- Will a stuck contact eventually come out?
- What happens if contact lens goes behind eye?
- Can I use eye drops as contact solution for one night?
- What happens to stuff that gets in your eye?
- Is there a tool to remove contact lenses?
- How do you know if your contacts are ripped?
- How do I delete someone else’s contacts?
- Why are my contacts stuck to my eye?
- Can you put contact solution in your eyes?
- What are the best eye drops for contact wearers?
- Can I put Opti Free Replenish in my eyes?
- Can contact get stuck behind eye?
Will a stuck contact eventually come out?
But that’s as far as they’ll go.
While this might feel uncomfortable, it’s not serious.
As long as the lens doesn’t tear or break, a stuck contact lens won’t cause any damage to your eye.

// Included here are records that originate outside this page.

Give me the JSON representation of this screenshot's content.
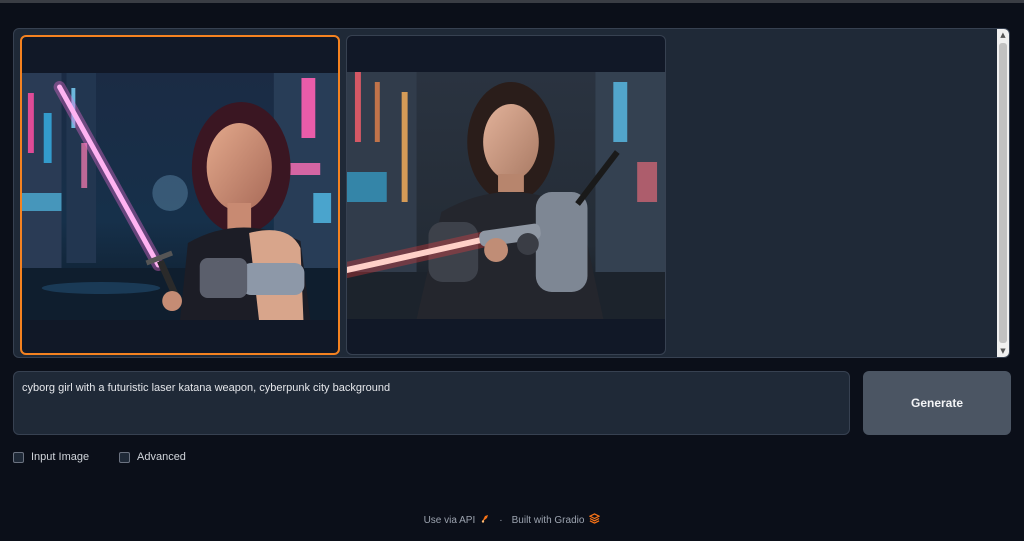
{
  "gallery": {
    "images": [
      {
        "alt": "cyborg girl with pink laser katana, neon city"
      },
      {
        "alt": "cyborg girl with red laser katana, neon city"
      }
    ],
    "selected_index": 0
  },
  "prompt": {
    "value": "cyborg girl with a futuristic laser katana weapon, cyberpunk city background"
  },
  "generate_label": "Generate",
  "options": {
    "input_image_label": "Input Image",
    "advanced_label": "Advanced"
  },
  "footer": {
    "api_label": "Use via API",
    "separator": "·",
    "built_label": "Built with Gradio"
  },
  "colors": {
    "background": "#0b0f19",
    "panel": "#1f2937",
    "accent": "#f58220",
    "button": "#4b5563"
  }
}
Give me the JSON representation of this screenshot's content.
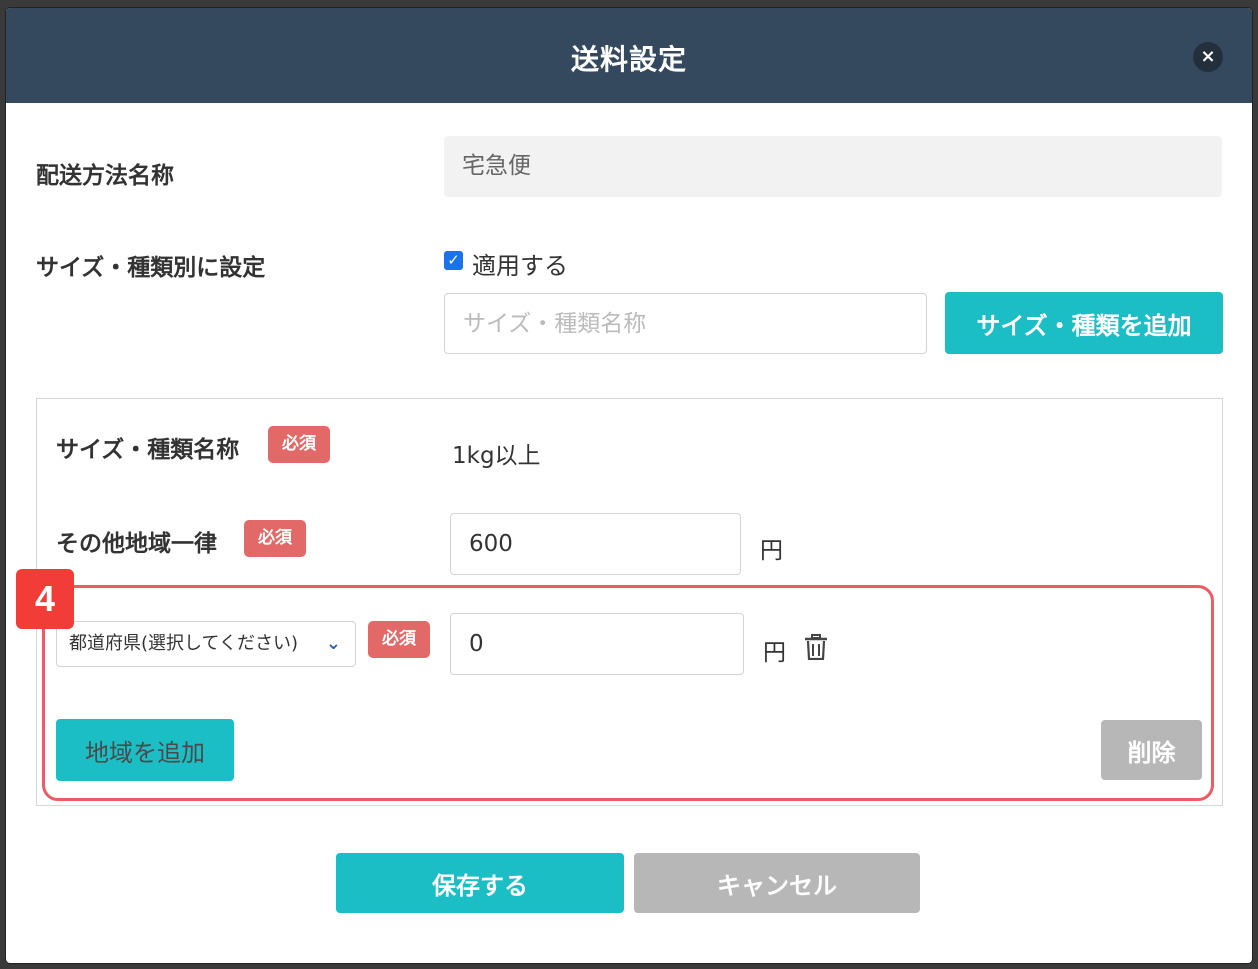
{
  "modal": {
    "title": "送料設定",
    "close_symbol": "×"
  },
  "shipping_method": {
    "label": "配送方法名称",
    "value": "宅急便"
  },
  "size_type_setting": {
    "label": "サイズ・種類別に設定",
    "checkbox_label": "適用する",
    "checked": true,
    "name_placeholder": "サイズ・種類名称",
    "add_button": "サイズ・種類を追加"
  },
  "size_panel": {
    "name_label": "サイズ・種類名称",
    "name_required": "必須",
    "name_value": "1kg以上",
    "other_region_label": "その他地域一律",
    "other_region_required": "必須",
    "other_region_value": "600",
    "other_region_unit": "円",
    "prefecture_select": "都道府県(選択してください)",
    "prefecture_required": "必須",
    "prefecture_value": "0",
    "prefecture_unit": "円",
    "add_region_button": "地域を追加",
    "delete_button": "削除"
  },
  "annotation": {
    "step_number": "4",
    "accent_color": "#ef5b63"
  },
  "footer": {
    "save_button": "保存する",
    "cancel_button": "キャンセル"
  },
  "colors": {
    "header_bg": "#34495e",
    "teal": "#1cbec6",
    "gray": "#b7b7b7",
    "required_badge": "#e36868"
  },
  "icons": {
    "close": "close-icon",
    "checkbox": "checkmark-icon",
    "chevron": "chevron-down-icon",
    "trash": "trash-icon"
  }
}
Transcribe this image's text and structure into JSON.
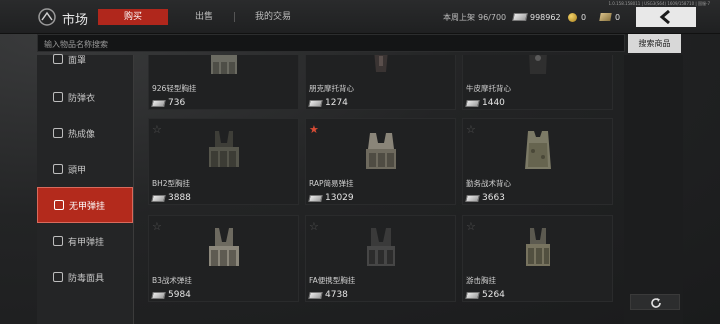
{
  "header": {
    "title": "市场",
    "tiny_info": "1.0.158.158011 | USG3(S64) 1609/158710 | 国服-7",
    "tabs": [
      {
        "label": "购买",
        "active": true
      },
      {
        "label": "出售",
        "active": false
      },
      {
        "label": "我的交易",
        "active": false
      }
    ],
    "weekly_label": "本周上架",
    "weekly_value": "96/700",
    "money": "998962",
    "coin": "0",
    "ticket": "0"
  },
  "search": {
    "placeholder": "输入物品名称搜索",
    "button": "搜索商品"
  },
  "sidebar": {
    "items": [
      {
        "label": "面罩",
        "icon": "mask-icon",
        "active": false
      },
      {
        "label": "防弹衣",
        "icon": "armor-icon",
        "active": false
      },
      {
        "label": "热成像",
        "icon": "thermal-icon",
        "active": false
      },
      {
        "label": "頭甲",
        "icon": "helmet-icon",
        "active": false
      },
      {
        "label": "无甲弹挂",
        "icon": "rig-icon",
        "active": true
      },
      {
        "label": "有甲弹挂",
        "icon": "armored-rig-icon",
        "active": false
      },
      {
        "label": "防毒面具",
        "icon": "gasmask-icon",
        "active": false
      }
    ]
  },
  "items": [
    {
      "name": "926轻型胸挂",
      "price": "736",
      "fav": false,
      "show_star": false
    },
    {
      "name": "朋克摩托背心",
      "price": "1274",
      "fav": false,
      "show_star": false
    },
    {
      "name": "牛皮摩托背心",
      "price": "1440",
      "fav": false,
      "show_star": false
    },
    {
      "name": "BH2型胸挂",
      "price": "3888",
      "fav": false,
      "show_star": true
    },
    {
      "name": "RAP简易弹挂",
      "price": "13029",
      "fav": true,
      "show_star": true
    },
    {
      "name": "勤务战术背心",
      "price": "3663",
      "fav": false,
      "show_star": true
    },
    {
      "name": "B3战术弹挂",
      "price": "5984",
      "fav": false,
      "show_star": true
    },
    {
      "name": "FA便携型胸挂",
      "price": "4738",
      "fav": false,
      "show_star": true
    },
    {
      "name": "游击胸挂",
      "price": "5264",
      "fav": false,
      "show_star": true
    }
  ],
  "colors": {
    "accent": "#b0271c",
    "favorite": "#d94c35"
  }
}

And don’t worry, it’s not hard to remove a contact lens that’s stuck under your eyelid..
What happens if contact lens goes behind eye?

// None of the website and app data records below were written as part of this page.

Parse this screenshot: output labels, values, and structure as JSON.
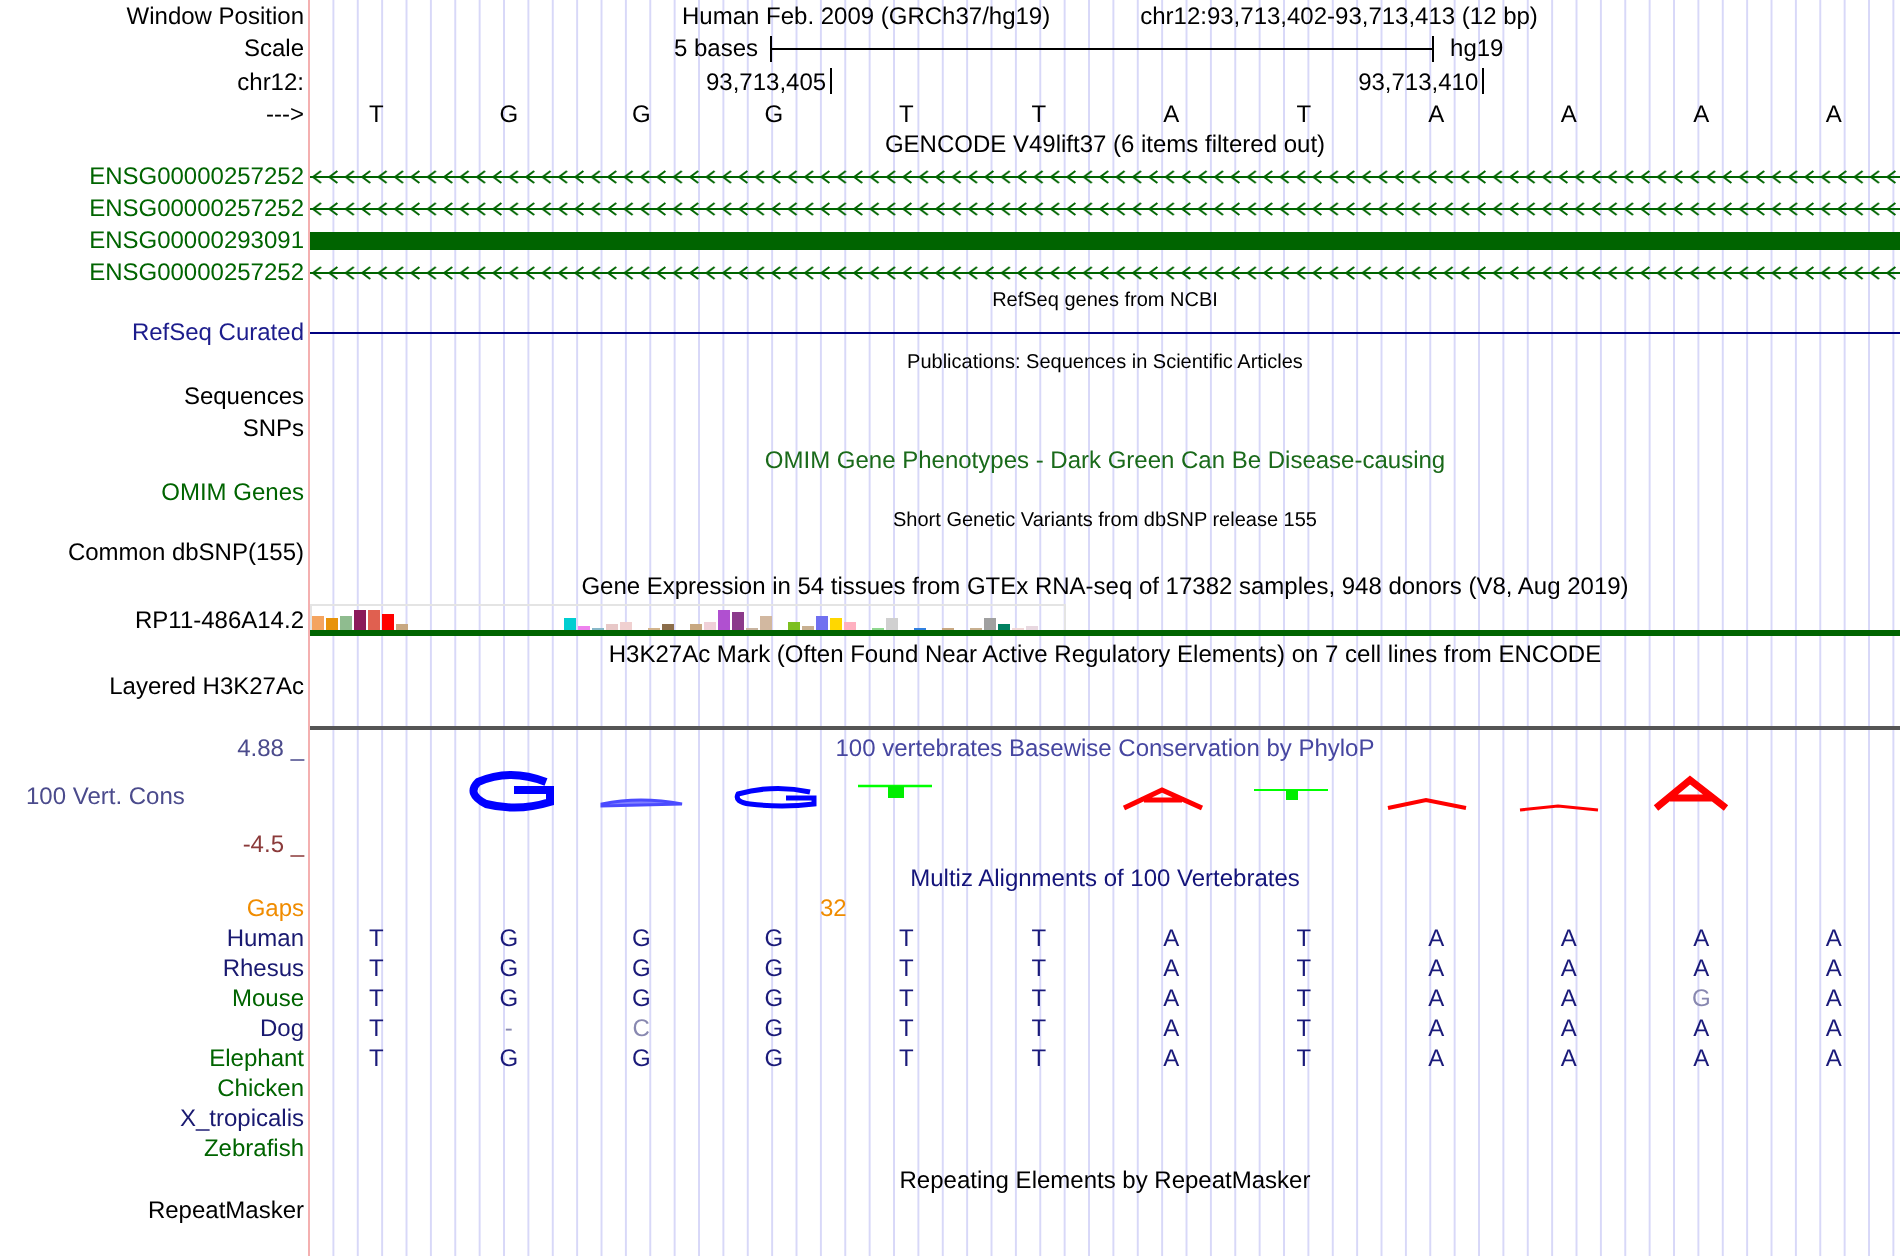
{
  "header": {
    "labels": [
      "Window Position",
      "Scale",
      "chr12:",
      "--->"
    ],
    "assembly_title": "Human Feb. 2009 (GRCh37/hg19)",
    "position": "chr12:93,713,402-93,713,413 (12 bp)",
    "scale_text": "5 bases",
    "assembly": "hg19",
    "ticks": [
      "93,713,405",
      "93,713,410"
    ]
  },
  "bases": [
    "T",
    "G",
    "G",
    "G",
    "T",
    "T",
    "A",
    "T",
    "A",
    "A",
    "A",
    "A"
  ],
  "tracks": [
    {
      "kind": "genes",
      "title": "GENCODE V49lift37 (6 items filtered out)",
      "items": [
        {
          "label": "ENSG00000257252",
          "kind": "arrows",
          "color": "#006400"
        },
        {
          "label": "ENSG00000257252",
          "kind": "arrows",
          "color": "#006400"
        },
        {
          "label": "ENSG00000293091",
          "kind": "block",
          "color": "#006400"
        },
        {
          "label": "ENSG00000257252",
          "kind": "arrows",
          "color": "#006400"
        }
      ]
    },
    {
      "kind": "refseq",
      "title": "RefSeq genes from NCBI",
      "label": "RefSeq Curated",
      "color": "#1c1c8c"
    },
    {
      "kind": "pubs",
      "title": "Publications: Sequences in Scientific Articles",
      "labels": [
        "Sequences",
        "SNPs"
      ],
      "color": "#000000"
    },
    {
      "kind": "omim",
      "title": "OMIM Gene Phenotypes - Dark Green Can Be Disease-causing",
      "label": "OMIM Genes",
      "color": "#006400"
    },
    {
      "kind": "snp",
      "title": "Short Genetic Variants from dbSNP release 155",
      "label": "Common dbSNP(155)",
      "color": "#000000"
    },
    {
      "kind": "gtex",
      "title": "Gene Expression in 54 tissues from GTEx RNA-seq of 17382 samples, 948 donors (V8, Aug 2019)",
      "label": "RP11-486A14.2",
      "color": "#000000"
    },
    {
      "kind": "chip",
      "title": "H3K27Ac Mark (Often Found Near Active Regulatory Elements) on 7 cell lines from ENCODE",
      "label": "Layered H3K27Ac",
      "color": "#000000"
    },
    {
      "kind": "phylop",
      "title": "100 vertebrates Basewise Conservation by PhyloP",
      "label": "100 Vert. Cons",
      "max": "4.88 _",
      "min": "-4.5 _",
      "color": "#4b4b8c"
    },
    {
      "kind": "multiz",
      "title": "Multiz Alignments of 100 Vertebrates",
      "gaps": {
        "label": "Gaps",
        "value": "32"
      },
      "species": [
        {
          "name": "Human",
          "color": "#191970",
          "bases": [
            {
              "b": "T",
              "match": true
            },
            {
              "b": "G",
              "match": true
            },
            {
              "b": "G",
              "match": true
            },
            {
              "b": "G",
              "match": true
            },
            {
              "b": "T",
              "match": true
            },
            {
              "b": "T",
              "match": true
            },
            {
              "b": "A",
              "match": true
            },
            {
              "b": "T",
              "match": true
            },
            {
              "b": "A",
              "match": true
            },
            {
              "b": "A",
              "match": true
            },
            {
              "b": "A",
              "match": true
            },
            {
              "b": "A",
              "match": true
            }
          ]
        },
        {
          "name": "Rhesus",
          "color": "#191970",
          "bases": [
            {
              "b": "T",
              "match": true
            },
            {
              "b": "G",
              "match": true
            },
            {
              "b": "G",
              "match": true
            },
            {
              "b": "G",
              "match": true
            },
            {
              "b": "T",
              "match": true
            },
            {
              "b": "T",
              "match": true
            },
            {
              "b": "A",
              "match": true
            },
            {
              "b": "T",
              "match": true
            },
            {
              "b": "A",
              "match": true
            },
            {
              "b": "A",
              "match": true
            },
            {
              "b": "A",
              "match": true
            },
            {
              "b": "A",
              "match": true
            }
          ]
        },
        {
          "name": "Mouse",
          "color": "#006400",
          "bases": [
            {
              "b": "T",
              "match": true
            },
            {
              "b": "G",
              "match": true
            },
            {
              "b": "G",
              "match": true
            },
            {
              "b": "G",
              "match": true
            },
            {
              "b": "T",
              "match": true
            },
            {
              "b": "T",
              "match": true
            },
            {
              "b": "A",
              "match": true
            },
            {
              "b": "T",
              "match": true
            },
            {
              "b": "A",
              "match": true
            },
            {
              "b": "A",
              "match": true
            },
            {
              "b": "G",
              "match": false
            },
            {
              "b": "A",
              "match": true
            }
          ]
        },
        {
          "name": "Dog",
          "color": "#191970",
          "bases": [
            {
              "b": "T",
              "match": true
            },
            {
              "b": "-",
              "match": false
            },
            {
              "b": "C",
              "match": false
            },
            {
              "b": "G",
              "match": true
            },
            {
              "b": "T",
              "match": true
            },
            {
              "b": "T",
              "match": true
            },
            {
              "b": "A",
              "match": true
            },
            {
              "b": "T",
              "match": true
            },
            {
              "b": "A",
              "match": true
            },
            {
              "b": "A",
              "match": true
            },
            {
              "b": "A",
              "match": true
            },
            {
              "b": "A",
              "match": true
            }
          ]
        },
        {
          "name": "Elephant",
          "color": "#006400",
          "bases": [
            {
              "b": "T",
              "match": true
            },
            {
              "b": "G",
              "match": true
            },
            {
              "b": "G",
              "match": true
            },
            {
              "b": "G",
              "match": true
            },
            {
              "b": "T",
              "match": true
            },
            {
              "b": "T",
              "match": true
            },
            {
              "b": "A",
              "match": true
            },
            {
              "b": "T",
              "match": true
            },
            {
              "b": "A",
              "match": true
            },
            {
              "b": "A",
              "match": true
            },
            {
              "b": "A",
              "match": true
            },
            {
              "b": "A",
              "match": true
            }
          ]
        },
        {
          "name": "Chicken",
          "color": "#006400"
        },
        {
          "name": "X_tropicalis",
          "color": "#191970"
        },
        {
          "name": "Zebrafish",
          "color": "#006400"
        }
      ]
    },
    {
      "kind": "rmsk",
      "title": "Repeating Elements by RepeatMasker",
      "label": "RepeatMasker",
      "color": "#000000"
    }
  ]
}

If this occurs, you can usually find the lens by adding a few contact lens rewetting drops to your eye and then gently massaging your eyelid with your eye closed. In most cases, the folded lens will move to a position on your eye where you can see it and remove it.
Can I use eye drops as contact solution for one night?
We would never, ever suggest substituting eye drops for contact solution. They’re not made for the work you need them to do. You need a liquid thatll clean and disinfect your lenses. We suggest that you look away from eye drops when the need arises.
What happens to stuff that gets in your eye?
If an object gets into your eye it can damage the surface of the cornea. This is known as “corneal abrasion” or “corneal erosion.” It’s not always visible. If you have a corneal abrasion it can feel like there’s still something in your eye – even if the object has been removed.
Is there a tool to remove contact lenses?
Moisten the cup of the DMV Traditional Remover and gently touch it squarely on the contact lens. The contact lens will adhere to the soft suction cup and will come off the eye easily. After the lens is removed from the eye, gently slide it from the suction cup. Comes with tough clear plastic storage tube.
How do you know if your contacts are ripped?
Give them a once over (while wearing your glasses if necessary) to check for rips, chips or jagged edges. If you see any issues, throw the lens away and start over with a new one. It’s good to have a backup supply on hand in case something like this happens.
How do I delete someone else’s contacts?
Similar to the individual removing their own contact, a clinician will pull the lower lid down, slide the contact on to the sclera, pinch the contact between the finger and thumb and remove the lens.
Why are my contacts stuck to my eye?
Usually, a contact lens that gets stuck in the eye is a soft lens. … This sometimes occurs if you fall asleep while wearing your contact lenses. In this case, rinse the stuck contact and your eye for a few seconds with a steady stream of sterile saline, multipurpose contact lens solution or contact lens rewetting drops.
Can you put contact solution in your eyes?
Why contact lens solution shouldn’t go in your eye You should substitute preservative-free lubricating eye drops instead of your contact lens disinfecting and storage solution. It is quite likely that your contact lens storage solution could be responsible for your eye irritation.
What are the best eye drops for contact wearers?
Best Sellers in Contact Lens Rewetting Drops#1. … Refresh Optive Advanced, 0.33 Fl Oz (2 Count) … Refresh Contacts, Contact Lens Comfort Drops, 0.4 Fl Oz (12mL) Sterile. … Complete Blink-N-Clean Lens Drops, 0.5 Fluid Ounce. … B&L Eye Wash Size Bausch & Lomb Advanced Eye Relief, Eye Wash Eye Irrigating Solution (Pack of 6)More items…
Can I put Opti Free Replenish in my eyes?
A: Yes. They are designed for use while your lenses are in your eye. … A: Opti-Free multi-purpose solutions are formulated for cleaning, disinfecting, and rinsing your lenses immediately before putting them in your eyes.
Can contact get stuck behind eye?
A contact getting stuck behind the eye is not physically possible; your eyelid is structured to prevent any objects from going to the back of your eye. A contact lens that gets stuck in the eye is usually a soft contact lens rather than a gas permeable lens.